I will say if your appetite swings to stylish action and sci-fi, Ghost In The Shell may appeal. It’s not great, by any stretch, and I think it took a hit at the box office because of outrage around its casting: it’s based on the popular Japanese manga and anime series while star Scarlett Johansson is clearly not an Asian performer. I see the argument and the frustration, but I also think based purely on aesthetics and physicality, Johansson is great in the role.
Johansson does what she does best—kick the crap out of dudes and shoot enormous guns—and the out-of-this-world visuals are impressive. Plot-wise, the film isn’t hugely original.
Crimson Peak (2015)
I hope by now you’ve taken in Guillermo del Toro’s delightful The Shape Of Water, and if you liked it you may want to give his last film, Crimson Peak, a try. It’s an old-fashioned period romance with ghosts, less the horror the trailers might make you believe. It’s impeccably designed and photographed, all in Toronto, which is a little hard to believe when you look at the film.
The house sinking into red earth is really something, and the picture has a real feminine quality to it that a lot of genre movies miss. I wished the script had more surprises, but I still recommend it.
I Am Michael (2015)
Doing some research on Queer Cinema for a recent episode of LENS ME YOUR EARS I did a genre search for LGBTQ films on Netflix, and was amazed to find so many indie dramas and comedies I’d never heard of. This one was written and directed by Justin Kelly, based on the story of Michael Glatze, an American gay activist who renounced his lifestyle and became an anti-gay pastor. It stars James Franco and Zachary Quinto. It’s not a great film—so few biopics really are—but it is interesting in you don’t know the story, largely due to Franco and Quinto’s intensity.
The picture has a lot of sympathy for Glatze, despite his anger and refutation of a cause he used to champion. It has a connection to Halifax since Glatze’s partner, called Bennett in the film and played by Quinto, is an architect who moved from San Francisco to Nova Scotia, and many of the events take place here. Justin Kelly isn’t too concerned with orienting us—he clearly didn’t shoot in Halifax—and at other times it’s unclear where events are actually happening.
The architect in RL, Benjie Nycum, didn’t particularly like the script he was sent to this story, which is likely why his name is changed in the film. In response he decided to shoot a documentary and connect with his former lover, Glatze.
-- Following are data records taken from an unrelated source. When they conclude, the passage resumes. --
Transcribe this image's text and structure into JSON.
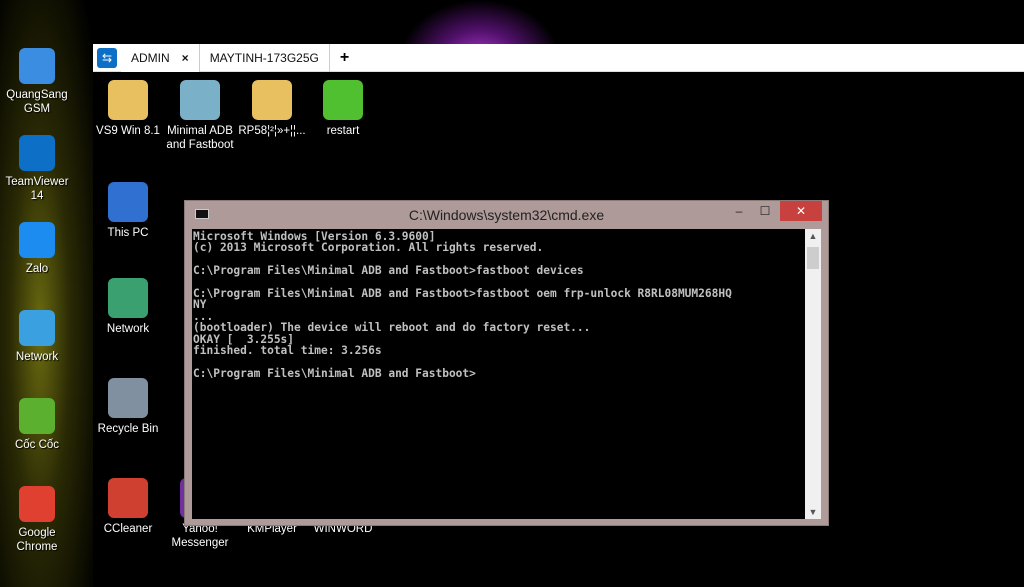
{
  "local_desktop": {
    "icons": [
      {
        "label": "QuangSang GSM",
        "icon": "monitor-icon",
        "color": "#3a8de0"
      },
      {
        "label": "TeamViewer 14",
        "icon": "teamviewer-icon",
        "color": "#0e6fc6"
      },
      {
        "label": "Zalo",
        "icon": "zalo-icon",
        "color": "#1c8cf0"
      },
      {
        "label": "Network",
        "icon": "network-icon",
        "color": "#3aa0e0"
      },
      {
        "label": "Cốc Cốc",
        "icon": "coccoc-icon",
        "color": "#5bb030"
      },
      {
        "label": "Google Chrome",
        "icon": "chrome-icon",
        "color": "#e04030"
      }
    ]
  },
  "teamviewer": {
    "tabs": [
      {
        "label": "ADMIN",
        "close": "×"
      },
      {
        "label": "MAYTINH-173G25G"
      }
    ],
    "new_tab": "+"
  },
  "remote_desktop": {
    "icons": [
      {
        "label": "VS9 Win 8.1",
        "color": "#e8c060"
      },
      {
        "label": "Minimal ADB and Fastboot",
        "color": "#7ab0c8"
      },
      {
        "label": "RP58¦²¦»+¦¦...",
        "color": "#e8c060"
      },
      {
        "label": "restart",
        "color": "#50c030"
      },
      {
        "label": "This PC",
        "color": "#3070d0"
      },
      {
        "label": "Network",
        "color": "#3aa070"
      },
      {
        "label": "Recycle Bin",
        "color": "#8090a0"
      },
      {
        "label": "CCleaner",
        "color": "#d04030"
      },
      {
        "label": "Yahoo! Messenger",
        "color": "#7030a0"
      },
      {
        "label": "KMPlayer",
        "color": "#000000"
      },
      {
        "label": "WINWORD",
        "color": "#000000"
      }
    ]
  },
  "cmd": {
    "title": "C:\\Windows\\system32\\cmd.exe",
    "minimize": "–",
    "maximize": "☐",
    "close": "✕",
    "lines": [
      "Microsoft Windows [Version 6.3.9600]",
      "(c) 2013 Microsoft Corporation. All rights reserved.",
      "",
      "C:\\Program Files\\Minimal ADB and Fastboot>fastboot devices",
      "",
      "C:\\Program Files\\Minimal ADB and Fastboot>fastboot oem frp-unlock R8RL08MUM268HQ",
      "NY",
      "...",
      "(bootloader) The device will reboot and do factory reset...",
      "OKAY [  3.255s]",
      "finished. total time: 3.256s",
      "",
      "C:\\Program Files\\Minimal ADB and Fastboot>"
    ]
  }
}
It’s about 20 minutes long and called Michael Lost And Found, and it’s also on Netflix. It’s worth watching after the film to provide a little more nuance to the story.